DIRECTIONS FOR THIS TASK: Go line by line through the records below. Copy whichever lines contain the string "Shape".

SUPPLIED ENTRIES:
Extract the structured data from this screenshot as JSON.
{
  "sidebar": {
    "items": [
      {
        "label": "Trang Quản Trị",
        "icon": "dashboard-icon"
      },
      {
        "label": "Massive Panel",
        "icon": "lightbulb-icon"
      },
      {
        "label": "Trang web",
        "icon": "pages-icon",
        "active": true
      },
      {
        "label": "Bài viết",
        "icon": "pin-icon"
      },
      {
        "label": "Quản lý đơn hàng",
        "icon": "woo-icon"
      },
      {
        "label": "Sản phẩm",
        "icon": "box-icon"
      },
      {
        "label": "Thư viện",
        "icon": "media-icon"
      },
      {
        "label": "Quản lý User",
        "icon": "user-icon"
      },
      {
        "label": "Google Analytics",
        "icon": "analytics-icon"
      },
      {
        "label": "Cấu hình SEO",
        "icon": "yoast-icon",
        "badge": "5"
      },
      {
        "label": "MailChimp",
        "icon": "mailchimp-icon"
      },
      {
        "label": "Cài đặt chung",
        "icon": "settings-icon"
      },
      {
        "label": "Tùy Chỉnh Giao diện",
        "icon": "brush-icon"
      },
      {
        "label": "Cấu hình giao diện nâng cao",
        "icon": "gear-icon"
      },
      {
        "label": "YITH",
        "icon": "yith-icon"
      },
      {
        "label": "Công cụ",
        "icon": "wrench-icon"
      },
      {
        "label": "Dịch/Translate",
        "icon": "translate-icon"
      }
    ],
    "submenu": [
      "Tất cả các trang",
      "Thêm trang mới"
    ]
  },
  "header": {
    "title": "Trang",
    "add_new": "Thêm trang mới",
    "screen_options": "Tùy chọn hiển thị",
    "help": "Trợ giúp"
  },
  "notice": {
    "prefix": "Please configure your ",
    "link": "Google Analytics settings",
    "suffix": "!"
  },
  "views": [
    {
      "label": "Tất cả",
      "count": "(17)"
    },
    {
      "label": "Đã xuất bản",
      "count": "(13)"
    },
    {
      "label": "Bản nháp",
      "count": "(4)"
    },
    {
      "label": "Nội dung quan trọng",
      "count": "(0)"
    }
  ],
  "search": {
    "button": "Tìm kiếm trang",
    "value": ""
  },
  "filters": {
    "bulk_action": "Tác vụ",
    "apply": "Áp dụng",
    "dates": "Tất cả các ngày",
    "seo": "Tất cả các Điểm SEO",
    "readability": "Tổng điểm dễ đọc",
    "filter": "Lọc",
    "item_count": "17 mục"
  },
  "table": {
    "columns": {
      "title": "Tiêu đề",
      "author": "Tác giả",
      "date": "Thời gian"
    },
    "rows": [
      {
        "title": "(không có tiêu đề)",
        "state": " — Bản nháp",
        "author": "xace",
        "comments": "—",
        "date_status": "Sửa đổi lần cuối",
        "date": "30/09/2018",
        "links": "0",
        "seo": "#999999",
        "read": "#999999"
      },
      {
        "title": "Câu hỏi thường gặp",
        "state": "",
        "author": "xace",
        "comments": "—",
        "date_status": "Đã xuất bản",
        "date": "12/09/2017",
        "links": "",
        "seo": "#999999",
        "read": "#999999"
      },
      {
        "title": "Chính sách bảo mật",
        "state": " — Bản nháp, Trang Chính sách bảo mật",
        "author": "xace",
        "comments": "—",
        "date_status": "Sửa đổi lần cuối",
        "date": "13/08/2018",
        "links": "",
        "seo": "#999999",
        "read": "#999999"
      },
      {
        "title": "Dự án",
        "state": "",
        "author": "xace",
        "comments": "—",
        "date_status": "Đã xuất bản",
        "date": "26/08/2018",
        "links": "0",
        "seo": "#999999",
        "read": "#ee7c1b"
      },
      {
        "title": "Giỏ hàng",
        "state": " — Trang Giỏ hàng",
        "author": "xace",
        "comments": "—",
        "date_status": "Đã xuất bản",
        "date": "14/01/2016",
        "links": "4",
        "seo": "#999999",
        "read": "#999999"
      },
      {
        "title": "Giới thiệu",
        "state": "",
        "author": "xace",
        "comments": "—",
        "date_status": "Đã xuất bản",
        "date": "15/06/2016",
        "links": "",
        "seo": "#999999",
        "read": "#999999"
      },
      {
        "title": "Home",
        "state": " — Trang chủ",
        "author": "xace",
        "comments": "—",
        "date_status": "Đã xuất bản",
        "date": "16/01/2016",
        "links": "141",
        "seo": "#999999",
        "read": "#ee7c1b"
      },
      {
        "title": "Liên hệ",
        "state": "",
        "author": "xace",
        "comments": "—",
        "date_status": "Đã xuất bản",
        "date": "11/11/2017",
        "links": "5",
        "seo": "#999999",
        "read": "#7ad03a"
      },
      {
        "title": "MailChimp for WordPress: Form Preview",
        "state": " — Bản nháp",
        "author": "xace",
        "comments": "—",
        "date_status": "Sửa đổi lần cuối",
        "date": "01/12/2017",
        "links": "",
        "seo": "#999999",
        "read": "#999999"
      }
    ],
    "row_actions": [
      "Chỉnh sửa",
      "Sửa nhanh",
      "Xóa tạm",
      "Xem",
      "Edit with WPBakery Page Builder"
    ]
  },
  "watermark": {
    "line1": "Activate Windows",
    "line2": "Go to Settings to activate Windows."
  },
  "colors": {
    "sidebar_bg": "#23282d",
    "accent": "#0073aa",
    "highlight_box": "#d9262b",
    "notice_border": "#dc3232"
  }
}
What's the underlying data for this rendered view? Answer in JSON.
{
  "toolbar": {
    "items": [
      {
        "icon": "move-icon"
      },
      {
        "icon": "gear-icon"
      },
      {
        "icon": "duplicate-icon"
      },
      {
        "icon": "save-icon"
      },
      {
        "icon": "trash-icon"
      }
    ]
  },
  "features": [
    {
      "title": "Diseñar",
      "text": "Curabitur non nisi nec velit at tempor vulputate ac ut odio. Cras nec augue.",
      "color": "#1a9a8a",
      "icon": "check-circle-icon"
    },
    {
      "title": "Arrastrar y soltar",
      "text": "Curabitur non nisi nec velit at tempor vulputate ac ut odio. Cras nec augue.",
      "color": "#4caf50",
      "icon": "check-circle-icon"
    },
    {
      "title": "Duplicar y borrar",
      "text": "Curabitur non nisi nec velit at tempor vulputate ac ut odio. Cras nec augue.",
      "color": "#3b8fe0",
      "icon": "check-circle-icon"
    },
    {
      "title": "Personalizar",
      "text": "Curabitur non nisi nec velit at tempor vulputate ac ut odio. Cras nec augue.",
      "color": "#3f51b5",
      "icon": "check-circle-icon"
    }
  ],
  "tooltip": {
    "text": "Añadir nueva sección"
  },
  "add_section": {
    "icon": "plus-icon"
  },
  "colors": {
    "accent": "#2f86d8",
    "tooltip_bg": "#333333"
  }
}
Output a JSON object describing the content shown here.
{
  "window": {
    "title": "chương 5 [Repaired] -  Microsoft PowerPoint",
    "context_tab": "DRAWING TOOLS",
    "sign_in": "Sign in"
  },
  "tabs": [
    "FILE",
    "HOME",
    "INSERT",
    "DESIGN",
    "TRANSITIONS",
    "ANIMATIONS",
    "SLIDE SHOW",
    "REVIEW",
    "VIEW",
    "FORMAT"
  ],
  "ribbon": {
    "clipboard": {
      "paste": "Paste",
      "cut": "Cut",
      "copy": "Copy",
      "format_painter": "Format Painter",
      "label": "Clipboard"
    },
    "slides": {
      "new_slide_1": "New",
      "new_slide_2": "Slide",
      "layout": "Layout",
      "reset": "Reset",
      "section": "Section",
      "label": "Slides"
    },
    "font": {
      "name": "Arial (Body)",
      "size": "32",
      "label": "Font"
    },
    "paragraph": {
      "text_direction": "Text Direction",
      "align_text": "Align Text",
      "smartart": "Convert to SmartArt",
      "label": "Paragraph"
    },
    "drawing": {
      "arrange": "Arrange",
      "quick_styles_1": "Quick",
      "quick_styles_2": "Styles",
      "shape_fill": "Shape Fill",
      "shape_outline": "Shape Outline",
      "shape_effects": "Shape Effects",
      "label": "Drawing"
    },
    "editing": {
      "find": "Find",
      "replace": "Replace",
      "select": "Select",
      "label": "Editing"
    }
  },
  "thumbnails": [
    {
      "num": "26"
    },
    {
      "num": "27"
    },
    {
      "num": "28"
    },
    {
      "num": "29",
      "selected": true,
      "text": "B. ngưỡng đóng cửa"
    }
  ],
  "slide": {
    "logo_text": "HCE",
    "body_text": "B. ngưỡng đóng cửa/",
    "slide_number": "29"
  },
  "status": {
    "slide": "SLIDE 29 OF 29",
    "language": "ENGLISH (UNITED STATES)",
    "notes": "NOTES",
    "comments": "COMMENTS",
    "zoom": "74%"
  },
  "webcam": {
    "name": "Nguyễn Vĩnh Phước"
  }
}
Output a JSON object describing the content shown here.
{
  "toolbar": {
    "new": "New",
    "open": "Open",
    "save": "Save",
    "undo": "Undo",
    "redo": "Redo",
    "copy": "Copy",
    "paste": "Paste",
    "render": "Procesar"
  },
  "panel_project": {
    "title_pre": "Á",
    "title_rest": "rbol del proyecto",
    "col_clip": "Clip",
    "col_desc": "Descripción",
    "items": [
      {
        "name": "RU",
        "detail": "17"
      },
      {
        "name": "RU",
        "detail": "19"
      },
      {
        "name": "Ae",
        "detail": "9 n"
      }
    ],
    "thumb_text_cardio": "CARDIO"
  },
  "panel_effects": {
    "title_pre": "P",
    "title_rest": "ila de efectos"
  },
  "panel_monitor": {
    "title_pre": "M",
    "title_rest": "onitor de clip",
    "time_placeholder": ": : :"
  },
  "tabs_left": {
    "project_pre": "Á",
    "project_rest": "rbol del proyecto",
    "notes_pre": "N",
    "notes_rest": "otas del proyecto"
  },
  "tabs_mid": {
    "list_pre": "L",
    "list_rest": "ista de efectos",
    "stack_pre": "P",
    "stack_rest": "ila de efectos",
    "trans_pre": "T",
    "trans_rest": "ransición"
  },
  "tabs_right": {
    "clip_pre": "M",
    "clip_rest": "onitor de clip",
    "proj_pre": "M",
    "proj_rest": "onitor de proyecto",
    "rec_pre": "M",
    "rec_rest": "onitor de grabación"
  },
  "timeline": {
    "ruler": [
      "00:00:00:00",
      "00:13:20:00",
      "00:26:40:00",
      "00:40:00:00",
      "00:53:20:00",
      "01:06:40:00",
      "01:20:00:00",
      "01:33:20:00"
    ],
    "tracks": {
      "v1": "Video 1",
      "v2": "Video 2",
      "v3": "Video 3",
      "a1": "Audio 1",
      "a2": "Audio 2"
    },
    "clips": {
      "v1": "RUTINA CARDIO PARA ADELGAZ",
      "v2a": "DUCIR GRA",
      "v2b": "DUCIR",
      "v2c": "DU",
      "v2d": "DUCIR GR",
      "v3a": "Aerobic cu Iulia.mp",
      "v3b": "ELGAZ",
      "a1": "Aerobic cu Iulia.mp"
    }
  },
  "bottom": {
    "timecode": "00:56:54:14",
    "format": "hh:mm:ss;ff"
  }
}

EXERCISE OUTPUT:
      "shape_fill": "Shape Fill",
      "shape_outline": "Shape Outline",
      "shape_effects": "Shape Effects",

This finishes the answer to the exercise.